Denmark’s fence to keep out wild boars seems to be working

The number of wild boars in Denmark has fallen since a 70-kilometer (43.4-mile) fence was erected along the German border to protect the valuable Danish pork industry.

The fence was put up last year in an attempt to prevent wild swine crossing from Germany and breeding with farm pigs or possibly bringing in disease. There were concerns the barrier would not work because the fence had gaps where it crossed roads and rivers.

Since then, the number of wild pigs in Denmark has fallen from 35-40 to fewer than 25, even though some piglets have been born in recent months, officials said Monday.

Inge Gillesberg of the Danish Nature Agency said she could not say whether the fence had stopped boars from coming in from Germany but that the agency’s cameras along the border had not seen many doing so.

Denmark is the only EU member country where pigs outnumber people, with 215 pigs to every 100 residents.

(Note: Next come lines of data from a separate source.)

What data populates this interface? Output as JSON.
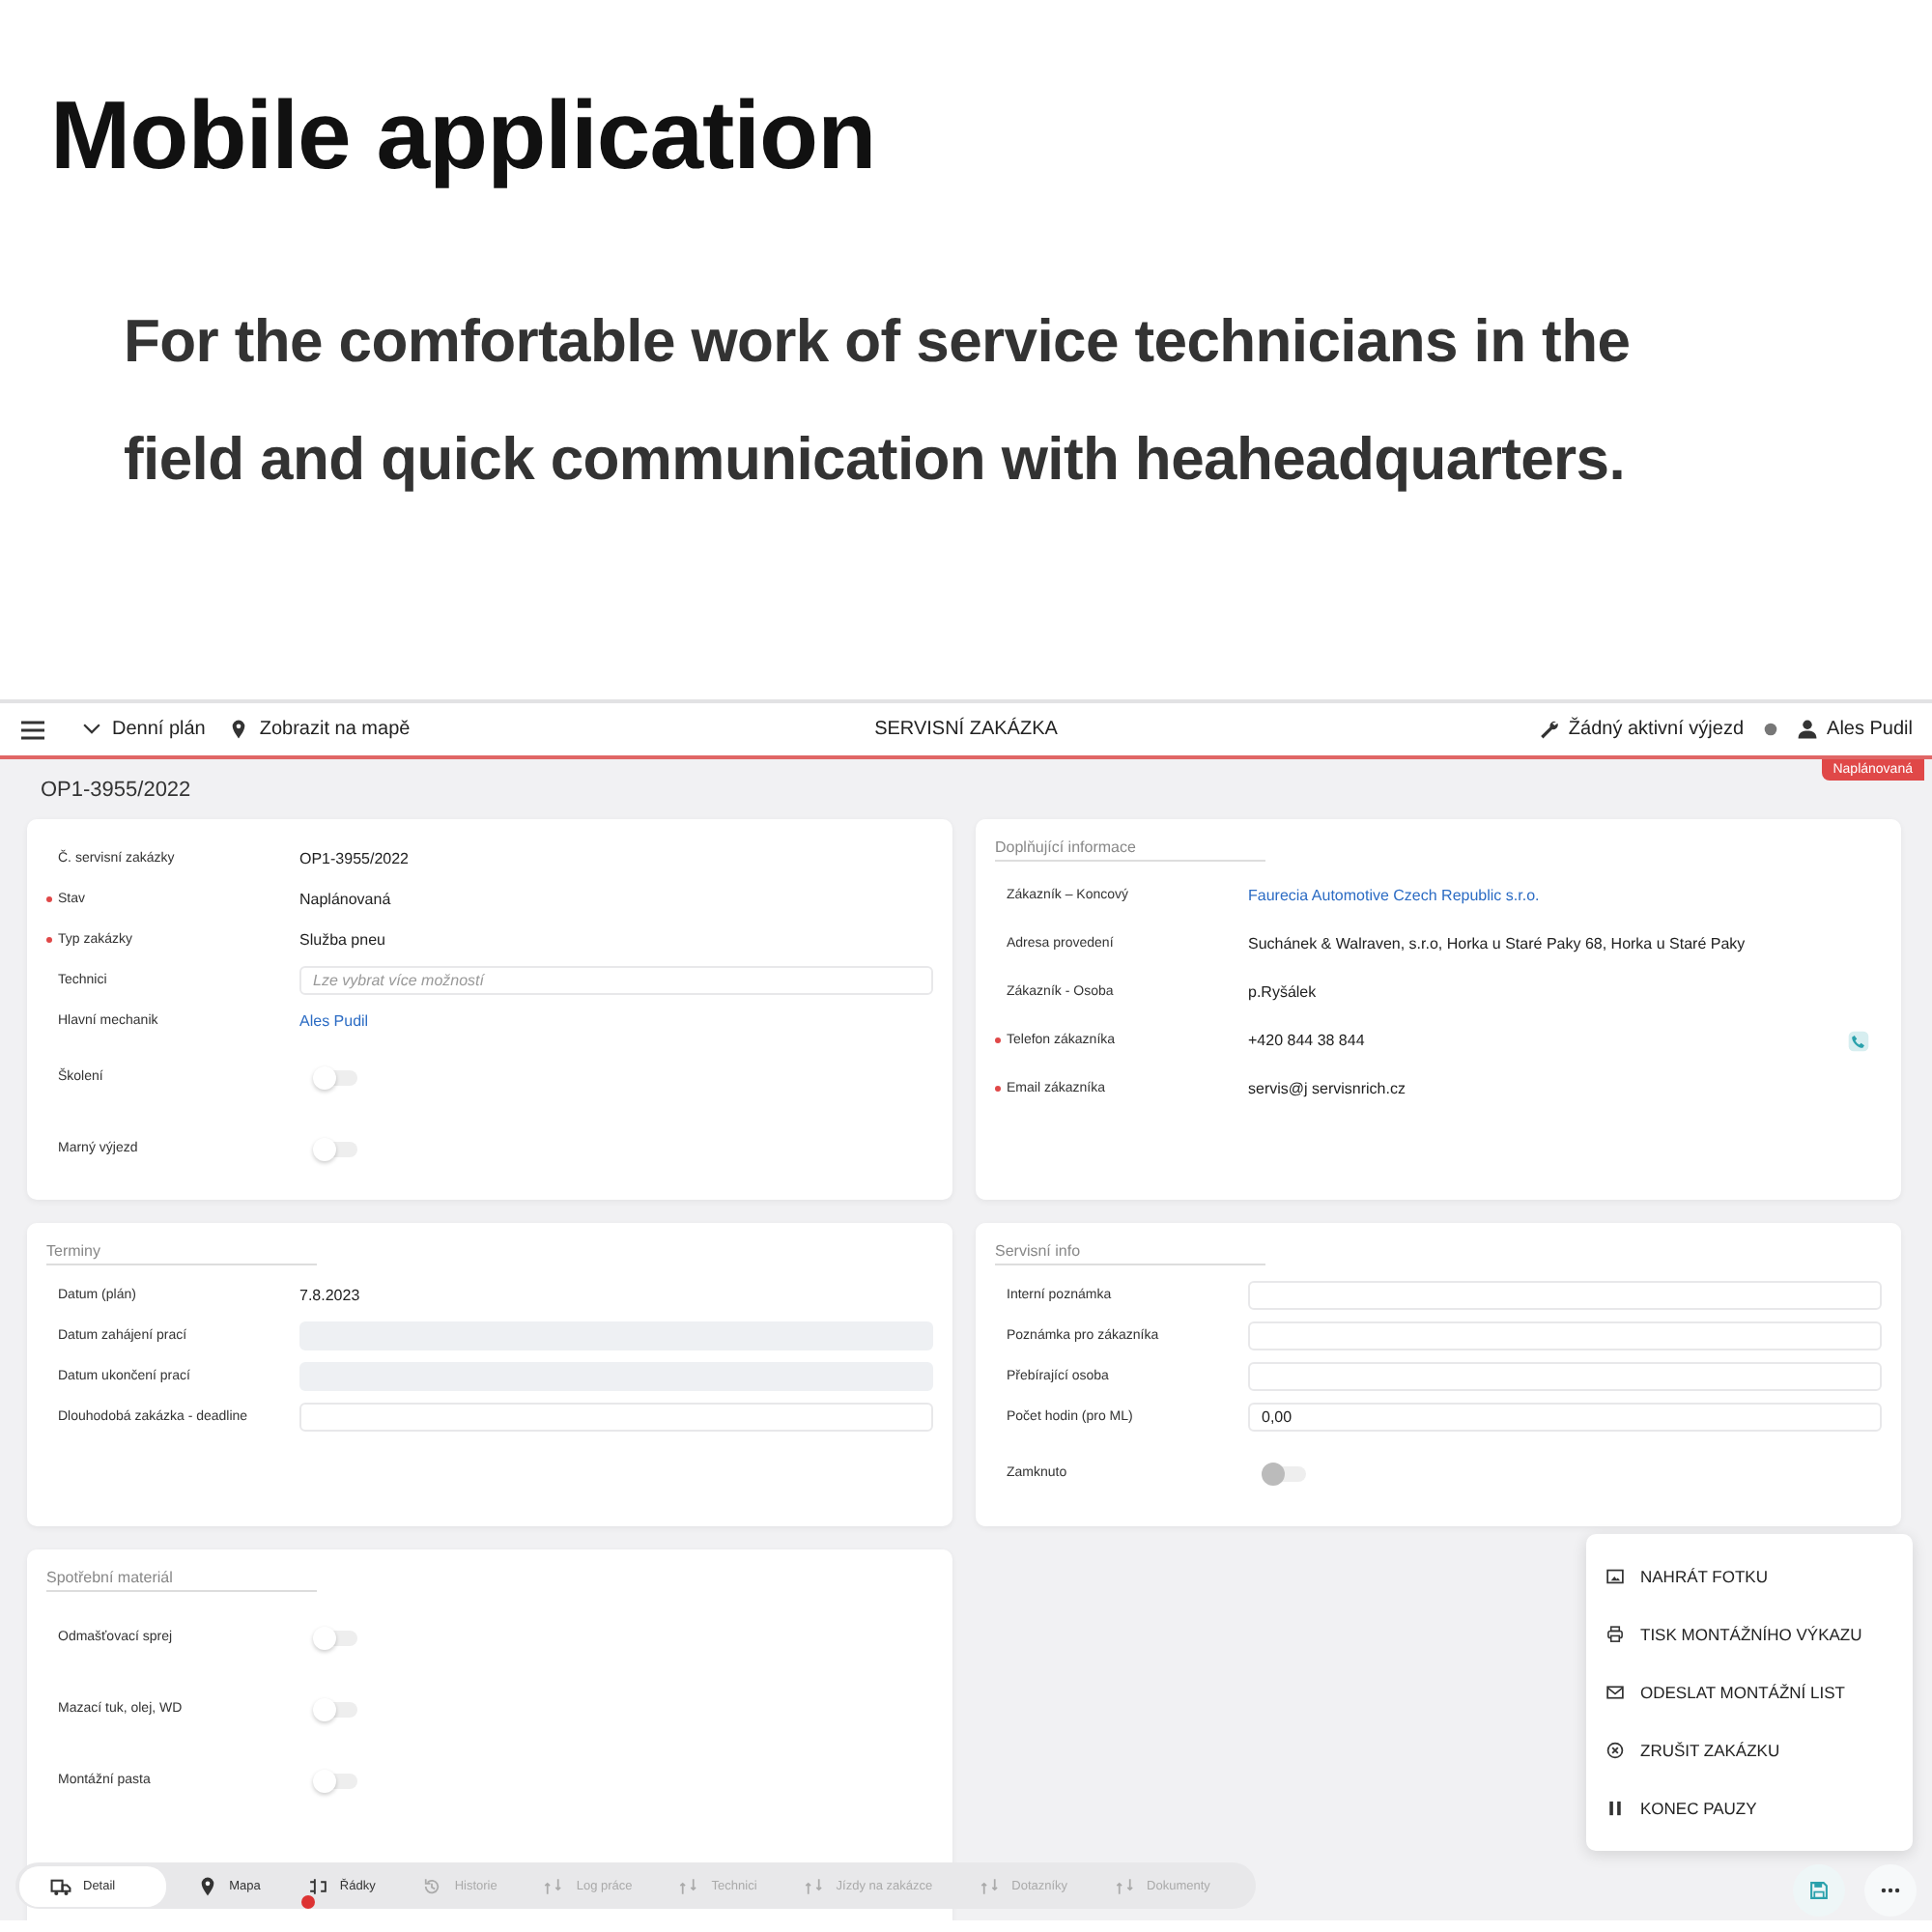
{
  "headline": {
    "title": "Mobile application",
    "subtitle_lines": [
      "For the comfortable work of service technicians in the",
      "field and quick communication with heaheadquarters."
    ]
  },
  "top_bar": {
    "left": [
      {
        "label": "Denní plán"
      },
      {
        "label": "Zobrazit na mapě"
      }
    ],
    "title": "SERVISNÍ ZAKÁZKA",
    "right": [
      {
        "label": "Žádný aktivní výjezd"
      },
      {
        "label": "Ales Pudil"
      }
    ]
  },
  "order_number": "OP1-3955/2022",
  "status_badge": "Naplánovaná",
  "cards": [
    {
      "rows": [
        {
          "label": "Č. servisní zakázky",
          "required": false,
          "kind": "text",
          "value": "OP1-3955/2022"
        },
        {
          "label": "Stav",
          "required": true,
          "kind": "text",
          "value": "Naplánovaná"
        },
        {
          "label": "Typ zakázky",
          "required": true,
          "kind": "text",
          "value": "Služba pneu"
        },
        {
          "label": "Technici",
          "required": false,
          "kind": "input",
          "placeholder": "Lze vybrat více možností"
        },
        {
          "label": "Hlavní mechanik",
          "required": false,
          "kind": "link",
          "value": "Ales Pudil"
        },
        {
          "label": "Školení",
          "required": false,
          "kind": "toggle",
          "checked": false,
          "disabled": false
        },
        {
          "label": "Marný výjezd",
          "required": false,
          "kind": "toggle",
          "checked": false,
          "disabled": false
        }
      ]
    },
    {
      "title": "Doplňující informace",
      "rows": [
        {
          "label": "Zákazník – Koncový",
          "required": false,
          "kind": "link",
          "value": "Faurecia Automotive Czech Republic s.r.o."
        },
        {
          "label": "Adresa provedení",
          "required": false,
          "kind": "text",
          "value": "Suchánek & Walraven, s.r.o, Horka u Staré Paky 68, Horka u Staré Paky"
        },
        {
          "label": "Zákazník - Osoba",
          "required": false,
          "kind": "text",
          "value": "p.Ryšálek"
        },
        {
          "label": "Telefon zákazníka",
          "required": true,
          "kind": "phone",
          "value": "+420  844  38 844"
        },
        {
          "label": "Email zákazníka",
          "required": true,
          "kind": "text",
          "value": "servis@j servisnrich.cz"
        }
      ]
    },
    {
      "title": "Terminy",
      "rows": [
        {
          "label": "Datum (plán)",
          "required": false,
          "kind": "text",
          "value": "7.8.2023"
        },
        {
          "label": "Datum zahájení prací",
          "required": false,
          "kind": "readonly"
        },
        {
          "label": "Datum ukončení prací",
          "required": false,
          "kind": "readonly"
        },
        {
          "label": "Dlouhodobá zakázka - deadline",
          "required": false,
          "kind": "input"
        }
      ]
    },
    {
      "title": "Servisní info",
      "rows": [
        {
          "label": "Interní poznámka",
          "required": false,
          "kind": "input"
        },
        {
          "label": "Poznámka pro zákazníka",
          "required": false,
          "kind": "input"
        },
        {
          "label": "Přebírající osoba",
          "required": false,
          "kind": "input"
        },
        {
          "label": "Počet hodin (pro ML)",
          "required": false,
          "kind": "input",
          "value": "0,00"
        },
        {
          "label": "Zamknuto",
          "required": false,
          "kind": "toggle",
          "checked": false,
          "disabled": true
        }
      ]
    },
    {
      "title": "Spotřební materiál",
      "rows": [
        {
          "label": "Odmašťovací sprej",
          "required": false,
          "kind": "toggle",
          "checked": false,
          "disabled": false
        },
        {
          "label": "Mazací tuk, olej, WD",
          "required": false,
          "kind": "toggle",
          "checked": false,
          "disabled": false
        },
        {
          "label": "Montážní pasta",
          "required": false,
          "kind": "toggle",
          "checked": false,
          "disabled": false
        }
      ]
    }
  ],
  "bottom_nav": [
    {
      "label": "Detail",
      "selected": true,
      "disabled": false,
      "badge": false
    },
    {
      "label": "Mapa",
      "selected": false,
      "disabled": false,
      "badge": false
    },
    {
      "label": "Řádky",
      "selected": false,
      "disabled": false,
      "badge": true
    },
    {
      "label": "Historie",
      "selected": false,
      "disabled": true,
      "badge": false
    },
    {
      "label": "Log práce",
      "selected": false,
      "disabled": true,
      "badge": false
    },
    {
      "label": "Technici",
      "selected": false,
      "disabled": true,
      "badge": false
    },
    {
      "label": "Jízdy na zakázce",
      "selected": false,
      "disabled": true,
      "badge": false
    },
    {
      "label": "Dotazníky",
      "selected": false,
      "disabled": true,
      "badge": false
    },
    {
      "label": "Dokumenty",
      "selected": false,
      "disabled": true,
      "badge": false
    }
  ],
  "menu": [
    {
      "label": "NAHRÁT FOTKU"
    },
    {
      "label": "TISK MONTÁŽNÍHO VÝKAZU"
    },
    {
      "label": "ODESLAT MONTÁŽNÍ LIST"
    },
    {
      "label": "ZRUŠIT ZAKÁZKU"
    },
    {
      "label": "KONEC PAUZY"
    }
  ]
}
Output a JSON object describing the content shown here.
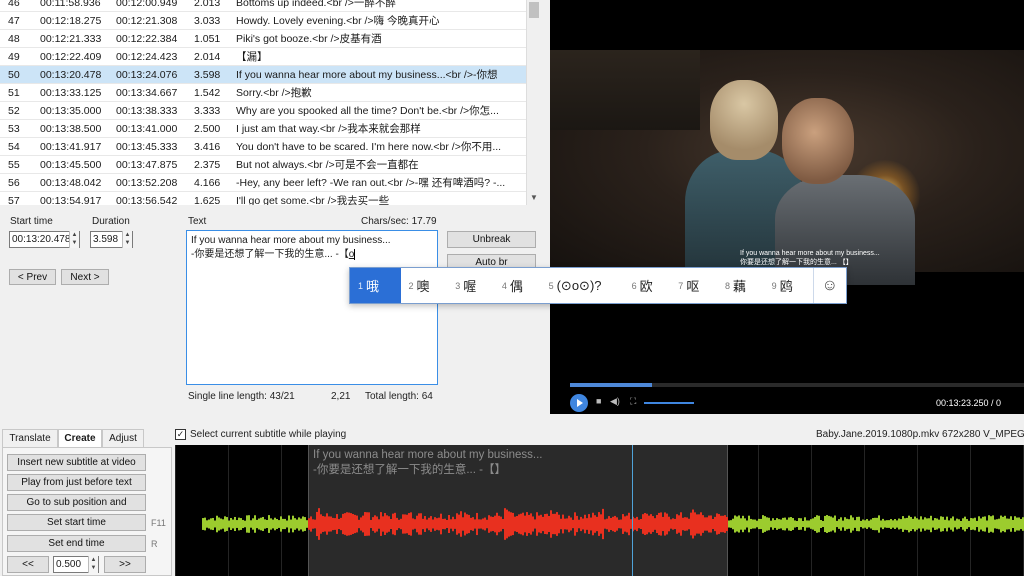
{
  "grid": {
    "rows": [
      {
        "num": "46",
        "start": "00:11:58.936",
        "end": "00:12:00.949",
        "dur": "2.013",
        "text": "Bottoms up indeed.<br />一醉不醉",
        "selected": false
      },
      {
        "num": "47",
        "start": "00:12:18.275",
        "end": "00:12:21.308",
        "dur": "3.033",
        "text": "Howdy. Lovely evening.<br />嗨 今晚真开心",
        "selected": false
      },
      {
        "num": "48",
        "start": "00:12:21.333",
        "end": "00:12:22.384",
        "dur": "1.051",
        "text": "Piki's got booze.<br />皮基有酒",
        "selected": false
      },
      {
        "num": "49",
        "start": "00:12:22.409",
        "end": "00:12:24.423",
        "dur": "2.014",
        "text": "【漏】",
        "selected": false
      },
      {
        "num": "50",
        "start": "00:13:20.478",
        "end": "00:13:24.076",
        "dur": "3.598",
        "text": "If you wanna hear more about my business...<br />-你想",
        "selected": true
      },
      {
        "num": "51",
        "start": "00:13:33.125",
        "end": "00:13:34.667",
        "dur": "1.542",
        "text": "Sorry.<br />抱歉",
        "selected": false
      },
      {
        "num": "52",
        "start": "00:13:35.000",
        "end": "00:13:38.333",
        "dur": "3.333",
        "text": "Why are you spooked all the time? Don't be.<br />你怎...",
        "selected": false
      },
      {
        "num": "53",
        "start": "00:13:38.500",
        "end": "00:13:41.000",
        "dur": "2.500",
        "text": "I just am that way.<br />我本来就会那样",
        "selected": false
      },
      {
        "num": "54",
        "start": "00:13:41.917",
        "end": "00:13:45.333",
        "dur": "3.416",
        "text": "You don't have to be scared. I'm here now.<br />你不用...",
        "selected": false
      },
      {
        "num": "55",
        "start": "00:13:45.500",
        "end": "00:13:47.875",
        "dur": "2.375",
        "text": "But not always.<br />可是不会一直都在",
        "selected": false
      },
      {
        "num": "56",
        "start": "00:13:48.042",
        "end": "00:13:52.208",
        "dur": "4.166",
        "text": "-Hey, any beer left? -We ran out.<br />-嘿 还有啤酒吗? -...",
        "selected": false
      },
      {
        "num": "57",
        "start": "00:13:54.917",
        "end": "00:13:56.542",
        "dur": "1.625",
        "text": "I'll go get some.<br />我去买一些",
        "selected": false
      }
    ]
  },
  "edit": {
    "start_label": "Start time",
    "duration_label": "Duration",
    "text_label": "Text",
    "chars_sec": "Chars/sec: 17.79",
    "start_value": "00:13:20.478",
    "duration_value": "3.598",
    "prev_label": "< Prev",
    "next_label": "Next >",
    "text_line1": "If you wanna hear more about my business...",
    "text_line2_prefix": "-你要是还想了解一下我的生意... -【",
    "text_line2_composing": "o",
    "unbreak_label": "Unbreak",
    "autobr_label": "Auto br",
    "single_line_length": "Single line length: 43/21",
    "cursor_pos": "2,21",
    "total_length": "Total length: 64"
  },
  "ime": {
    "candidates": [
      {
        "n": "1",
        "ch": "哦"
      },
      {
        "n": "2",
        "ch": "噢"
      },
      {
        "n": "3",
        "ch": "喔"
      },
      {
        "n": "4",
        "ch": "偶"
      },
      {
        "n": "5",
        "ch": "(⊙o⊙)?"
      },
      {
        "n": "6",
        "ch": "欧"
      },
      {
        "n": "7",
        "ch": "呕"
      },
      {
        "n": "8",
        "ch": "藕"
      },
      {
        "n": "9",
        "ch": "鸥"
      }
    ],
    "smiley": "☺"
  },
  "video": {
    "sub_line1": "If you wanna hear more about my business...",
    "sub_line2": "你要是还想了解一下我的生意... 【】",
    "time": "00:13:23.250 / 0",
    "progress": 0.18
  },
  "tabs": {
    "translate": "Translate",
    "create": "Create",
    "adjust": "Adjust"
  },
  "create": {
    "insert": "Insert new subtitle at video",
    "play_before": "Play from just before text",
    "goto_sub": "Go to sub position and",
    "set_start": "Set start time",
    "set_end": "Set end time",
    "f11": "F11",
    "r": "R",
    "back": "<<",
    "step": "0.500",
    "fwd": ">>"
  },
  "waveform": {
    "select_current": "Select current subtitle while playing",
    "file_info": "Baby.Jane.2019.1080p.mkv 672x280 V_MPEG4",
    "sub_line1": "If you wanna hear more about my business...",
    "sub_line2": "-你要是还想了解一下我的生意... -【】",
    "colors": {
      "normal": "#9ccc2e",
      "selected": "#e8301f",
      "cursor": "#4fa3d8"
    }
  }
}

Approximately 90% of Denmark’s pork production is exported, accounting for almost half of all agricultural exports and for more than 5% of the country’s total exports, according to official figures. Danish pig meat goes to more than 140 countries, with the largest markets being Germany, Britain, Poland, China, Japan, Italy, Russia and Sweden.

No cases of African swine fever have been reported in Denmark or in Germany, although they have been in some neighboring countries.